Exercise details:
Filter the listing and keep only the lines with the word "notification".

Data provided:
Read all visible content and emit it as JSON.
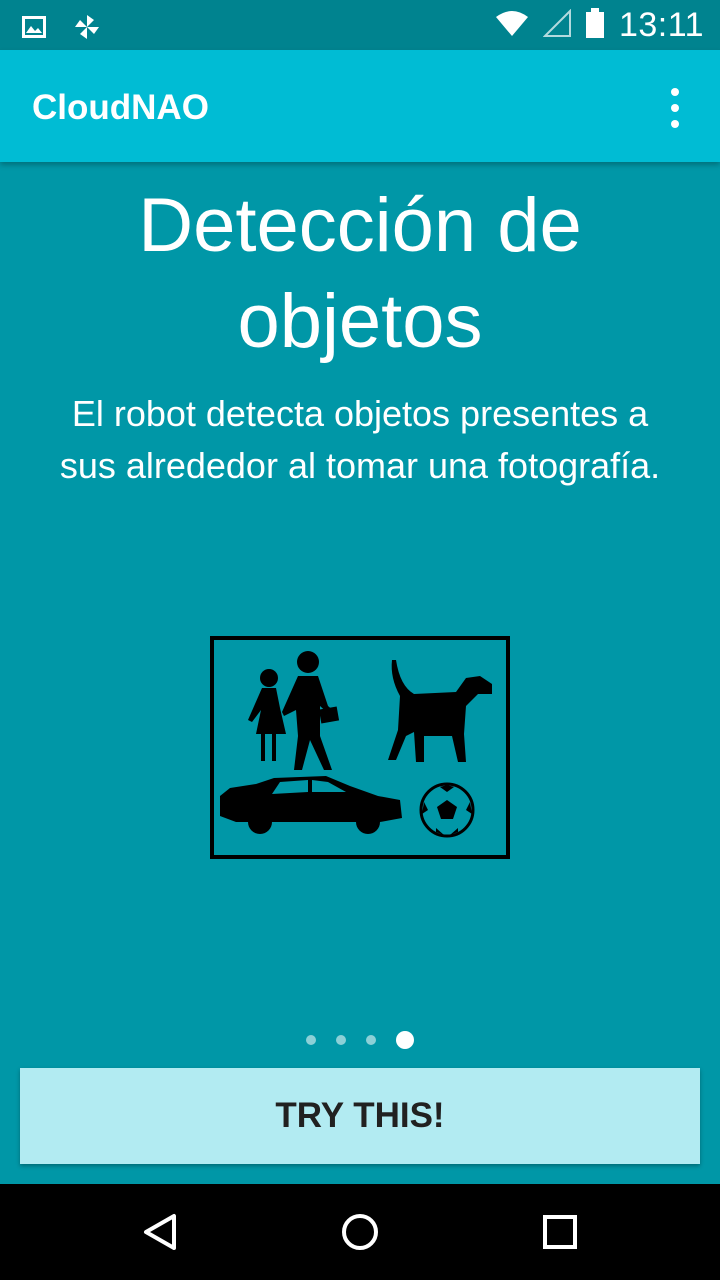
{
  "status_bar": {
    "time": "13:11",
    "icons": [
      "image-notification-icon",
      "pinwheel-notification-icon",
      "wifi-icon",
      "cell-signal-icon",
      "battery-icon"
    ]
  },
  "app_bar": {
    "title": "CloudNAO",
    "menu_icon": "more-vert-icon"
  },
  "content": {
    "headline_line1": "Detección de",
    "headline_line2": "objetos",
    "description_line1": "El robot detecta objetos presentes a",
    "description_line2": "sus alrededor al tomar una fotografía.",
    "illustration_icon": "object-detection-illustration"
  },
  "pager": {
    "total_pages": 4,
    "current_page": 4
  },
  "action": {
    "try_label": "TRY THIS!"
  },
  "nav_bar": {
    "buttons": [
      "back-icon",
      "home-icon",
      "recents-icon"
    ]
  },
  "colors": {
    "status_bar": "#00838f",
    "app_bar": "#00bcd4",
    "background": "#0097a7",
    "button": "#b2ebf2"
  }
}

Written solution:
      "image-notification-icon",
      "pinwheel-notification-icon",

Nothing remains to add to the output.